The first being a self bow, of modest stock, it almost surely will be followed by another "single stick," perhaps fashioned out of a fine lemon-wood stave, which leaves a bow still to be made of royal yew, and of course having everything to be found in the best profes-sionally-made bow.
When he comes to working with yew, the amateur bow maker will find himself confronted with a harder task. Even the tools heretofore mentioned will need to be added to.
First, make sure to obtain, if possible, a pair of good staves of Oregon or Washington yew, preferably side by side from the same billet. And as the wood will almost surely be found to have many little twists that must be carefully followed without breaking the run of the grain, a drawknife, a rasp and a fine file for finishing will be needed in addition to the tools before mentioned.
The first thing to be remembered in working yew is to start from the back. I know this is the method I have given for whatever wood is chosen; but with yew it is an inflexible law. As previously mentioned, the sapwood of yew must always form the back. This lies next the bark of the tree, and is recognized as being a thin layer of tough white growth, the inner

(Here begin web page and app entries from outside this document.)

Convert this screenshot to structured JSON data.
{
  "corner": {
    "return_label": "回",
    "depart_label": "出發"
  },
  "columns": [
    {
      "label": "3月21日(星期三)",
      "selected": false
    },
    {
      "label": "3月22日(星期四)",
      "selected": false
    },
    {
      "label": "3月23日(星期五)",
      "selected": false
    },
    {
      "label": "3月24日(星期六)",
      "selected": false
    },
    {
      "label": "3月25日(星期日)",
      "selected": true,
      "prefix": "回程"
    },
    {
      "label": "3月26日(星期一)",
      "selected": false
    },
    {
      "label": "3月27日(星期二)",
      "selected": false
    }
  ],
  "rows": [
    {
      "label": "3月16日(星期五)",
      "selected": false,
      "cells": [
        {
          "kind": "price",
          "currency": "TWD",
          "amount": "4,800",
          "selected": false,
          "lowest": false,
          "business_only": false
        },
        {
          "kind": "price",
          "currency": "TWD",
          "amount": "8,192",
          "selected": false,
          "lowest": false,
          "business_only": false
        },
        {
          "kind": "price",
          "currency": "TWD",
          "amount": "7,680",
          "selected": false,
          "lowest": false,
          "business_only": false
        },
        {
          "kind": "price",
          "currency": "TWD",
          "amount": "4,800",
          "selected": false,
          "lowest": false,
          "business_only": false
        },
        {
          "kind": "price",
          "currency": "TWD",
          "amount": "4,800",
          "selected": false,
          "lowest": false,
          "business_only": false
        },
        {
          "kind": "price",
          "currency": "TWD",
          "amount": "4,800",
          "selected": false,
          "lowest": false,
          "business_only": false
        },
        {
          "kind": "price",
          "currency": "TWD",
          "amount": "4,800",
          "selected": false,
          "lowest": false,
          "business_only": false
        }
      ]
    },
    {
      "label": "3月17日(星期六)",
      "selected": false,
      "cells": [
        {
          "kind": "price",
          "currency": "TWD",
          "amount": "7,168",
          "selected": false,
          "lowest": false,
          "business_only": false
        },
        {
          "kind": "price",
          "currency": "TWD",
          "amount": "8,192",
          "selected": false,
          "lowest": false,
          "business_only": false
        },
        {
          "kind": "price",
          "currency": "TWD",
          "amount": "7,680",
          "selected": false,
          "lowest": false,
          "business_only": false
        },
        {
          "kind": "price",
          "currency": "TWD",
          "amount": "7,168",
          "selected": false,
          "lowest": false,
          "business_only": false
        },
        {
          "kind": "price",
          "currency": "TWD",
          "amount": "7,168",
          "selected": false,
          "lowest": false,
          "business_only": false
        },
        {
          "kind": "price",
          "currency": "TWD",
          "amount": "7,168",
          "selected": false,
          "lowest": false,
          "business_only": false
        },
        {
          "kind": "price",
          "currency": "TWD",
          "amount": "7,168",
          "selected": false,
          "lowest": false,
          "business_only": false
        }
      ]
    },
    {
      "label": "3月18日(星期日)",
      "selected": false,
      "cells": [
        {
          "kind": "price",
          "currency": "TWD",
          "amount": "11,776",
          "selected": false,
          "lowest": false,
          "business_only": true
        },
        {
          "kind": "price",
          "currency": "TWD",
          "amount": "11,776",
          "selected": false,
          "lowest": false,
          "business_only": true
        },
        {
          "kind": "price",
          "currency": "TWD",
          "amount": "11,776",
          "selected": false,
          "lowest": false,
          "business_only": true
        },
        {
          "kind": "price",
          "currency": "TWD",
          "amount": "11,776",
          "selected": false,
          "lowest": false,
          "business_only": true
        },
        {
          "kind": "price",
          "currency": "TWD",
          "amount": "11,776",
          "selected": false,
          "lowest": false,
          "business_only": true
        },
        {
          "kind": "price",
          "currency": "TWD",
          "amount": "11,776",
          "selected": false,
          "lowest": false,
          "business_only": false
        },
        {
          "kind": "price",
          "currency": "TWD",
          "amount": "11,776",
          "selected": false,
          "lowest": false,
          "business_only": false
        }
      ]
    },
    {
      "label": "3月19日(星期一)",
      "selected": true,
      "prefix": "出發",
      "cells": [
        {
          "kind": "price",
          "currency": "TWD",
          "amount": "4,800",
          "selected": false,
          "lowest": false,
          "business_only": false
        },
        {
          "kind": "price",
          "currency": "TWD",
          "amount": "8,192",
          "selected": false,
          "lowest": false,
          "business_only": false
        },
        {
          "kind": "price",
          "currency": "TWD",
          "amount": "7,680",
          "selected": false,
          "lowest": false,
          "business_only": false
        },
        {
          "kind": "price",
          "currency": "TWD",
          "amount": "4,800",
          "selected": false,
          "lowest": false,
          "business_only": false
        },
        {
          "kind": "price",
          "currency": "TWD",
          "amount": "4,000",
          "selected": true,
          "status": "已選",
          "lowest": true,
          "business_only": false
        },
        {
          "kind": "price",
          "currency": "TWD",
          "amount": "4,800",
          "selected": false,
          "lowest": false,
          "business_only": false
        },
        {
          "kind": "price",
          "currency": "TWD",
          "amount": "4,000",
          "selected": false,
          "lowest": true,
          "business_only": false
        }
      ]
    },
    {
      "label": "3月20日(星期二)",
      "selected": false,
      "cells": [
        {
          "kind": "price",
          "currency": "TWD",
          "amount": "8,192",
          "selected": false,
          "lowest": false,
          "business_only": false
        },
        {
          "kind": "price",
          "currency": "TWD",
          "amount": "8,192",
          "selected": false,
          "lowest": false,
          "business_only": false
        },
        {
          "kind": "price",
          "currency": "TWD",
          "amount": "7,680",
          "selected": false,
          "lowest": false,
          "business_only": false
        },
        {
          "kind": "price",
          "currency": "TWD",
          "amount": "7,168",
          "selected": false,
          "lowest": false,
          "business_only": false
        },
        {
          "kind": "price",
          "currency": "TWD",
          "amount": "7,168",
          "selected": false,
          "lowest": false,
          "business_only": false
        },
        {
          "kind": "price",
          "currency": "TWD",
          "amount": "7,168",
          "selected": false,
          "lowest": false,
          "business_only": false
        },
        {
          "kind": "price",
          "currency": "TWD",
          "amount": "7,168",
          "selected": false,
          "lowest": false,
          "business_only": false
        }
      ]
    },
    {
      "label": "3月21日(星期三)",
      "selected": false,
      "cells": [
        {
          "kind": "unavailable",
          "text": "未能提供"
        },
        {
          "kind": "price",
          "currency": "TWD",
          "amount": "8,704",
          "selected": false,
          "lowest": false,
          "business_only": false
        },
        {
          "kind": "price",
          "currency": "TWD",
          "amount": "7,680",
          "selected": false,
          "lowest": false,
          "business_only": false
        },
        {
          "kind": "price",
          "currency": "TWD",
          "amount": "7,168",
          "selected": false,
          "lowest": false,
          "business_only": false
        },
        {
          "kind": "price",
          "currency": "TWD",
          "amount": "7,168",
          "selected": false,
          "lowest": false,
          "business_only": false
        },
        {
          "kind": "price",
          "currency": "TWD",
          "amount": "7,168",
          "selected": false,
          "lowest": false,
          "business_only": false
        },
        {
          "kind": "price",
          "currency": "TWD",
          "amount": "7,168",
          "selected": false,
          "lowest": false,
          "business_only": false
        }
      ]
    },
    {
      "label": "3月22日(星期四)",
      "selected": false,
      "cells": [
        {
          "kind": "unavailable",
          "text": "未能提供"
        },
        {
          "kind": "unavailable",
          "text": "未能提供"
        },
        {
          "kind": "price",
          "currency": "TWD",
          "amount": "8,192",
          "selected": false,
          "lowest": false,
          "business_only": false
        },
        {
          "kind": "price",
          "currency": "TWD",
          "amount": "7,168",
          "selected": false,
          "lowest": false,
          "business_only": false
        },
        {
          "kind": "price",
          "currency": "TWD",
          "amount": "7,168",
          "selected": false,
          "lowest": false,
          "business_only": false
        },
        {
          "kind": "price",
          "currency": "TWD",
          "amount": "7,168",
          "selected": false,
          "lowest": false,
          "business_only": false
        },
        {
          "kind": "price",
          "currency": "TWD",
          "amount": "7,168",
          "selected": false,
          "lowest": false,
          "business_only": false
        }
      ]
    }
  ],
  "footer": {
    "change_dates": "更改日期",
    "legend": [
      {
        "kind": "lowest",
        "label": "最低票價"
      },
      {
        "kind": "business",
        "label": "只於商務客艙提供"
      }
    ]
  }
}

wood being red, like red cedar or redwood. The sapwood is indispensable to the life of a yew bow, unless some other form of backing is to be substituted; for without it the bow will almost surely break. Nor is the beginner advised to adopt the modern method of planing the back down flat, crossing the grain and breaking the run of the reed in order to get a straighter looking bow, even when the intention is to use a substitute backing of rawhide. And as for the latter, as far as my observation goes —and I carefully watch every progressive development that comes along—its only value lies in the fact that where a little splinter occurs (for want of the natural backing of sapwood) the glued-on rawhide will prevent the splinter from growing. In every other respect, there is no merit in rawhide on any bow.
In starting to work on a yew stave, first dress down the sap, or back, to a flat surface, gauging it to an even 3/16 of an inch in thickness, from the red or inner part of the growth. Then the work that follows is but a repetition of that previously described. Except that the warped growth of the yew at times compels using different tools, as already mentioned. The sapwood will be found much tougher than the redwood. Be very careful in using draw-knife and spoke-shave, so as not to cut in too deep or start a splinter.